The potter’s field of the sea, where so many
have been buried bereft of names.
The tombstone of the moon marks where they lie.
The gravedigging waters that buried the men
who smelled of salt and the faint whiff
of whiskey from an empty flask,
bless them. Bless the real, the actual
weight of bone and blood that bears us
under, that believes in decency, in the cold
coins that pin the eyelids down
like paperweights that pin open
books of drawings of birds.
Thank God for what in us seeks
the dark, the secret depths,
whatever it was Crane and Kees sought.
The bodies of those buried at sea

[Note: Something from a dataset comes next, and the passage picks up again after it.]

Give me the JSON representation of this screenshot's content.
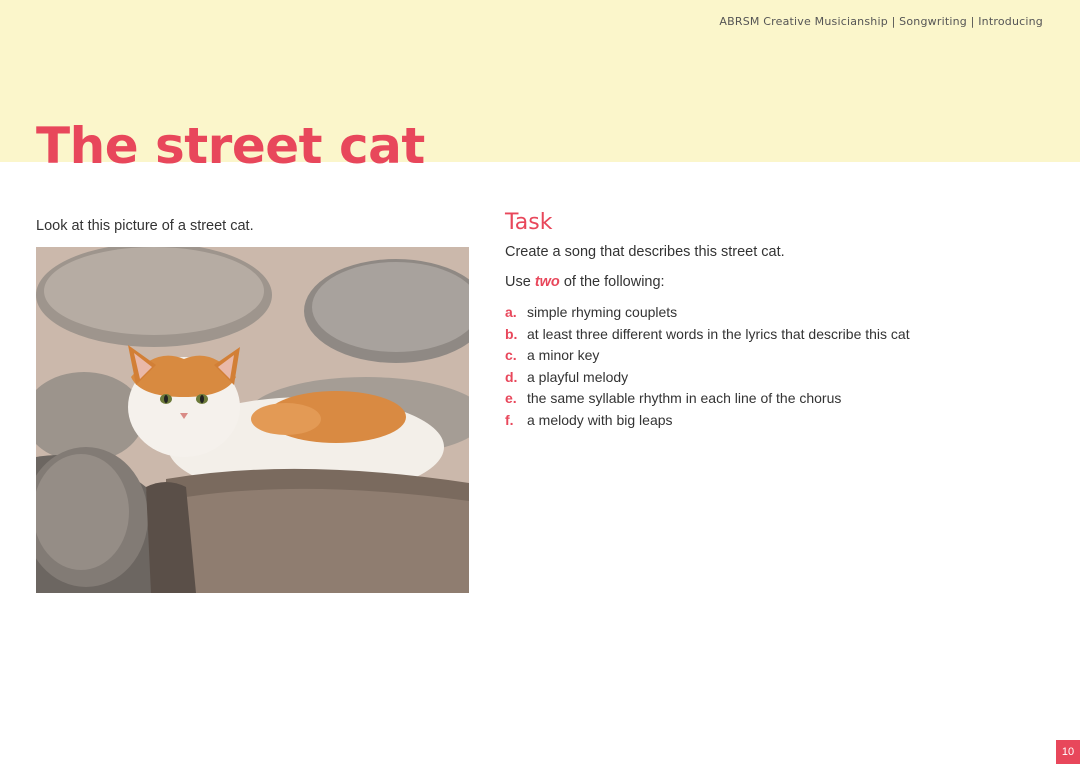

are counterweights: As they sink
they make the moon rise,
a tombstone even more anonymous
than those in country cemeteries
that say, simply, Baby.